◆ Problem requirements:
Every record, from the first to the last, is to be printed again exactly.

◆ Extracted information:
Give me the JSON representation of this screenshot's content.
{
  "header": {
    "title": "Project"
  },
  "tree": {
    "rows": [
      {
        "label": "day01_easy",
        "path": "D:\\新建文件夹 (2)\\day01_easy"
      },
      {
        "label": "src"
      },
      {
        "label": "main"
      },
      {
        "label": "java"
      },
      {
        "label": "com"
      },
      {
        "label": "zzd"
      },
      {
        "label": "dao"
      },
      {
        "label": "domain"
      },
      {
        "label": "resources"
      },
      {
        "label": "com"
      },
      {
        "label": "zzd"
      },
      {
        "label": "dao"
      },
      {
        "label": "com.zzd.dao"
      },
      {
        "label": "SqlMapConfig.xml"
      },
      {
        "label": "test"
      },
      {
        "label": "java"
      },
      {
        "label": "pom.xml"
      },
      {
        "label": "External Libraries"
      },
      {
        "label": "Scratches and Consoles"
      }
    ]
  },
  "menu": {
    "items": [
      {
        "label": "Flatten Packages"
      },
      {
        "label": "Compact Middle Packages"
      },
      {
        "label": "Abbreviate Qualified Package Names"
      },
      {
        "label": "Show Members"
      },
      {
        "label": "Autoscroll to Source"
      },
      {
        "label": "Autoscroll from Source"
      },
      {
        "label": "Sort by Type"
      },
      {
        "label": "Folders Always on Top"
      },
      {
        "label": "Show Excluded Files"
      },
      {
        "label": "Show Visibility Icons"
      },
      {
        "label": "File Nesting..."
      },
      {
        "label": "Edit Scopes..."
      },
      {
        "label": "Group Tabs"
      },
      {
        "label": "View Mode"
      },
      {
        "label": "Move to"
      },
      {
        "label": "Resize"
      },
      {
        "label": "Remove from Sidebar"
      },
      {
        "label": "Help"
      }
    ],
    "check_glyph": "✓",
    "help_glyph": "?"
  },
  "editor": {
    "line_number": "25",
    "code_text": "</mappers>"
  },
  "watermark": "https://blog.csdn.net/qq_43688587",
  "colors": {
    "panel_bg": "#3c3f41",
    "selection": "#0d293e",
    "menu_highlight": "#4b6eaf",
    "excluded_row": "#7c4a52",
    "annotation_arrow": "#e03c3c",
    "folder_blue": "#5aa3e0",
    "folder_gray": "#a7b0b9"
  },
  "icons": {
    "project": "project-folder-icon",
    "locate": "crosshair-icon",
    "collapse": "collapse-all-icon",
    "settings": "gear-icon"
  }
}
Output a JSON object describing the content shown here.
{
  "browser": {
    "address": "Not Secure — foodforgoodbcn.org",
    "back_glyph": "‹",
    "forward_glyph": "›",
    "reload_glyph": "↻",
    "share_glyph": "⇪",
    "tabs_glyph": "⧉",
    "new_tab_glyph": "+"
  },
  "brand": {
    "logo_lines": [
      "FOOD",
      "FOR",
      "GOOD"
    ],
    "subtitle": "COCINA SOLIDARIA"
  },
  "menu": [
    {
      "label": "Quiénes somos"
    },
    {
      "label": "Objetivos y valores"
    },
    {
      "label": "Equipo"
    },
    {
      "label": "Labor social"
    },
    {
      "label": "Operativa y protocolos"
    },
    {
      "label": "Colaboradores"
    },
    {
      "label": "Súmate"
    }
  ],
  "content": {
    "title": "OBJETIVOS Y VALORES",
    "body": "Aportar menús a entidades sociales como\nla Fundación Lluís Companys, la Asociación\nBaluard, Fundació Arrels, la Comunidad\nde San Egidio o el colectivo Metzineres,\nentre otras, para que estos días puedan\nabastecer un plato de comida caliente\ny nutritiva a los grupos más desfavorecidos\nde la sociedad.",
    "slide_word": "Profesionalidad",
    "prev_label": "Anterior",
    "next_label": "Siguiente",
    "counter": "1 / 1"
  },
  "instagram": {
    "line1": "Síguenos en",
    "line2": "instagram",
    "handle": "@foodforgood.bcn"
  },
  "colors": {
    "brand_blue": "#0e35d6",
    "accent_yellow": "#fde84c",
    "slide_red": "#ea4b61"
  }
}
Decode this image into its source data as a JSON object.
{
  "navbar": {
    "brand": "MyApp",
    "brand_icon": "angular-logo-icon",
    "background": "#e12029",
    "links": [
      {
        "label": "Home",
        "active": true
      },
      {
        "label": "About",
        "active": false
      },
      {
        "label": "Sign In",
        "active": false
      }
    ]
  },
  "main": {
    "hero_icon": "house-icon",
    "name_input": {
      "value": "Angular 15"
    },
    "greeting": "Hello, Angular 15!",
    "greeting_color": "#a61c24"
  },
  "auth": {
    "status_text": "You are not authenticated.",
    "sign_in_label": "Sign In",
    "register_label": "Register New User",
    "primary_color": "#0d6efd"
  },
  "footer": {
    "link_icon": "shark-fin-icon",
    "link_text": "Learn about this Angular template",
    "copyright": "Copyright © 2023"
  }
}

◆ Finished task:
Give me the JSON representation of this screenshot's content.
{
  "header": {
    "title": "Project"
  },
  "tree": {
    "rows": [
      {
        "label": "day01_easy",
        "path": "D:\\新建文件夹 (2)\\day01_easy"
      },
      {
        "label": "src"
      },
      {
        "label": "main"
      },
      {
        "label": "java"
      },
      {
        "label": "com"
      },
      {
        "label": "zzd"
      },
      {
        "label": "dao"
      },
      {
        "label": "domain"
      },
      {
        "label": "resources"
      },
      {
        "label": "com"
      },
      {
        "label": "zzd"
      },
      {
        "label": "dao"
      },
      {
        "label": "com.zzd.dao"
      },
      {
        "label": "SqlMapConfig.xml"
      },
      {
        "label": "test"
      },
      {
        "label": "java"
      },
      {
        "label": "pom.xml"
      },
      {
        "label": "External Libraries"
      },
      {
        "label": "Scratches and Consoles"
      }
    ]
  },
  "menu": {
    "items": [
      {
        "label": "Flatten Packages"
      },
      {
        "label": "Compact Middle Packages"
      },
      {
        "label": "Abbreviate Qualified Package Names"
      },
      {
        "label": "Show Members"
      },
      {
        "label": "Autoscroll to Source"
      },
      {
        "label": "Autoscroll from Source"
      },
      {
        "label": "Sort by Type"
      },
      {
        "label": "Folders Always on Top"
      },
      {
        "label": "Show Excluded Files"
      },
      {
        "label": "Show Visibility Icons"
      },
      {
        "label": "File Nesting..."
      },
      {
        "label": "Edit Scopes..."
      },
      {
        "label": "Group Tabs"
      },
      {
        "label": "View Mode"
      },
      {
        "label": "Move to"
      },
      {
        "label": "Resize"
      },
      {
        "label": "Remove from Sidebar"
      },
      {
        "label": "Help"
      }
    ],
    "check_glyph": "✓",
    "help_glyph": "?"
  },
  "editor": {
    "line_number": "25",
    "code_text": "</mappers>"
  },
  "watermark": "https://blog.csdn.net/qq_43688587",
  "colors": {
    "panel_bg": "#3c3f41",
    "selection": "#0d293e",
    "menu_highlight": "#4b6eaf",
    "excluded_row": "#7c4a52",
    "annotation_arrow": "#e03c3c",
    "folder_blue": "#5aa3e0",
    "folder_gray": "#a7b0b9"
  },
  "icons": {
    "project": "project-folder-icon",
    "locate": "crosshair-icon",
    "collapse": "collapse-all-icon",
    "settings": "gear-icon"
  }
}
Output a JSON object describing the content shown here.
{
  "browser": {
    "address": "Not Secure — foodforgoodbcn.org",
    "back_glyph": "‹",
    "forward_glyph": "›",
    "reload_glyph": "↻",
    "share_glyph": "⇪",
    "tabs_glyph": "⧉",
    "new_tab_glyph": "+"
  },
  "brand": {
    "logo_lines": [
      "FOOD",
      "FOR",
      "GOOD"
    ],
    "subtitle": "COCINA SOLIDARIA"
  },
  "menu": [
    {
      "label": "Quiénes somos"
    },
    {
      "label": "Objetivos y valores"
    },
    {
      "label": "Equipo"
    },
    {
      "label": "Labor social"
    },
    {
      "label": "Operativa y protocolos"
    },
    {
      "label": "Colaboradores"
    },
    {
      "label": "Súmate"
    }
  ],
  "content": {
    "title": "OBJETIVOS Y VALORES",
    "body": "Aportar menús a entidades sociales como\nla Fundación Lluís Companys, la Asociación\nBaluard, Fundació Arrels, la Comunidad\nde San Egidio o el colectivo Metzineres,\nentre otras, para que estos días puedan\nabastecer un plato de comida caliente\ny nutritiva a los grupos más desfavorecidos\nde la sociedad.",
    "slide_word": "Profesionalidad",
    "prev_label": "Anterior",
    "next_label": "Siguiente",
    "counter": "1 / 1"
  },
  "instagram": {
    "line1": "Síguenos en",
    "line2": "instagram",
    "handle": "@foodforgood.bcn"
  },
  "colors": {
    "brand_blue": "#0e35d6",
    "accent_yellow": "#fde84c",
    "slide_red": "#ea4b61"
  }
}
Decode this image into its source data as a JSON object.
{
  "navbar": {
    "brand": "MyApp",
    "brand_icon": "angular-logo-icon",
    "background": "#e12029",
    "links": [
      {
        "label": "Home",
        "active": true
      },
      {
        "label": "About",
        "active": false
      },
      {
        "label": "Sign In",
        "active": false
      }
    ]
  },
  "main": {
    "hero_icon": "house-icon",
    "name_input": {
      "value": "Angular 15"
    },
    "greeting": "Hello, Angular 15!",
    "greeting_color": "#a61c24"
  },
  "auth": {
    "status_text": "You are not authenticated.",
    "sign_in_label": "Sign In",
    "register_label": "Register New User",
    "primary_color": "#0d6efd"
  },
  "footer": {
    "link_icon": "shark-fin-icon",
    "link_text": "Learn about this Angular template",
    "copyright": "Copyright © 2023"
  }
}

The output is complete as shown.